● DATA RECORDS:
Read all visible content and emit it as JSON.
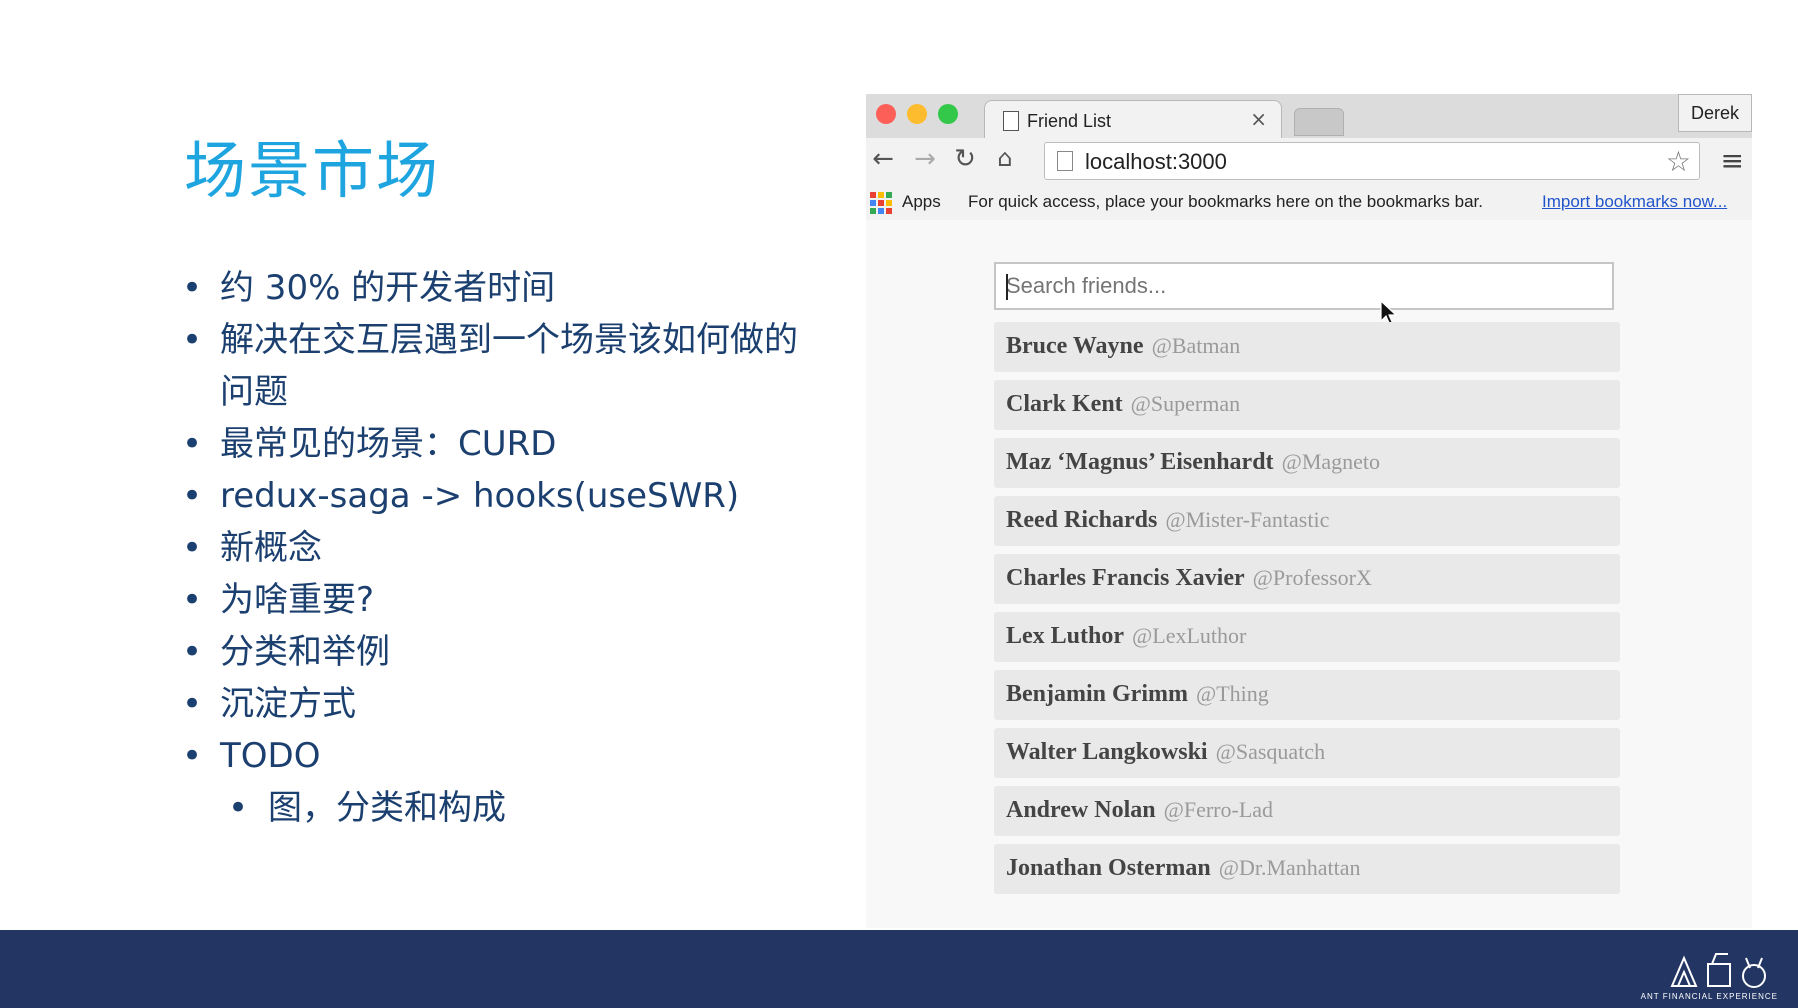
{
  "slide": {
    "title": "场景市场",
    "bullets": [
      "约 30% 的开发者时间",
      "解决在交互层遇到一个场景该如何做的问题",
      "最常见的场景：CURD",
      "redux-saga -> hooks(useSWR)",
      "新概念",
      "为啥重要?",
      "分类和举例",
      "沉淀方式",
      "TODO"
    ],
    "sub_bullets": [
      "图，分类和构成"
    ]
  },
  "browser": {
    "tab_title": "Friend List",
    "tab_close": "×",
    "profile_name": "Derek",
    "url": "localhost:3000",
    "bookmarks": {
      "apps_label": "Apps",
      "hint": "For quick access, place your bookmarks here on the bookmarks bar.",
      "import_link": "Import bookmarks now..."
    },
    "traffic_colors": [
      "#fc5f57",
      "#fdbc2e",
      "#34c84a"
    ]
  },
  "app": {
    "search_placeholder": "Search friends...",
    "friends": [
      {
        "name": "Bruce Wayne",
        "handle": "@Batman"
      },
      {
        "name": "Clark Kent",
        "handle": "@Superman"
      },
      {
        "name": "Maz ‘Magnus’ Eisenhardt",
        "handle": "@Magneto"
      },
      {
        "name": "Reed Richards",
        "handle": "@Mister-Fantastic"
      },
      {
        "name": "Charles Francis Xavier",
        "handle": "@ProfessorX"
      },
      {
        "name": "Lex Luthor",
        "handle": "@LexLuthor"
      },
      {
        "name": "Benjamin Grimm",
        "handle": "@Thing"
      },
      {
        "name": "Walter Langkowski",
        "handle": "@Sasquatch"
      },
      {
        "name": "Andrew Nolan",
        "handle": "@Ferro-Lad"
      },
      {
        "name": "Jonathan Osterman",
        "handle": "@Dr.Manhattan"
      }
    ]
  },
  "footer": {
    "brand_text": "ANT FINANCIAL EXPERIENCE",
    "background": "#233663"
  },
  "icons": {
    "back": "back-arrow-icon",
    "forward": "forward-arrow-icon",
    "reload": "reload-icon",
    "home": "home-icon",
    "star": "star-icon",
    "menu": "hamburger-menu-icon"
  }
}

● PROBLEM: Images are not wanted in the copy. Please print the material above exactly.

● SOLUTION TO THIS PROBLEM:
Read all visible content and emit it as JSON.
{
  "slide": {
    "title": "场景市场",
    "bullets": [
      "约 30% 的开发者时间",
      "解决在交互层遇到一个场景该如何做的问题",
      "最常见的场景：CURD",
      "redux-saga -> hooks(useSWR)",
      "新概念",
      "为啥重要?",
      "分类和举例",
      "沉淀方式",
      "TODO"
    ],
    "sub_bullets": [
      "图，分类和构成"
    ]
  },
  "browser": {
    "tab_title": "Friend List",
    "tab_close": "×",
    "profile_name": "Derek",
    "url": "localhost:3000",
    "bookmarks": {
      "apps_label": "Apps",
      "hint": "For quick access, place your bookmarks here on the bookmarks bar.",
      "import_link": "Import bookmarks now..."
    },
    "traffic_colors": [
      "#fc5f57",
      "#fdbc2e",
      "#34c84a"
    ]
  },
  "app": {
    "search_placeholder": "Search friends...",
    "friends": [
      {
        "name": "Bruce Wayne",
        "handle": "@Batman"
      },
      {
        "name": "Clark Kent",
        "handle": "@Superman"
      },
      {
        "name": "Maz ‘Magnus’ Eisenhardt",
        "handle": "@Magneto"
      },
      {
        "name": "Reed Richards",
        "handle": "@Mister-Fantastic"
      },
      {
        "name": "Charles Francis Xavier",
        "handle": "@ProfessorX"
      },
      {
        "name": "Lex Luthor",
        "handle": "@LexLuthor"
      },
      {
        "name": "Benjamin Grimm",
        "handle": "@Thing"
      },
      {
        "name": "Walter Langkowski",
        "handle": "@Sasquatch"
      },
      {
        "name": "Andrew Nolan",
        "handle": "@Ferro-Lad"
      },
      {
        "name": "Jonathan Osterman",
        "handle": "@Dr.Manhattan"
      }
    ]
  },
  "footer": {
    "brand_text": "ANT FINANCIAL EXPERIENCE",
    "background": "#233663"
  },
  "icons": {
    "back": "back-arrow-icon",
    "forward": "forward-arrow-icon",
    "reload": "reload-icon",
    "home": "home-icon",
    "star": "star-icon",
    "menu": "hamburger-menu-icon"
  }
}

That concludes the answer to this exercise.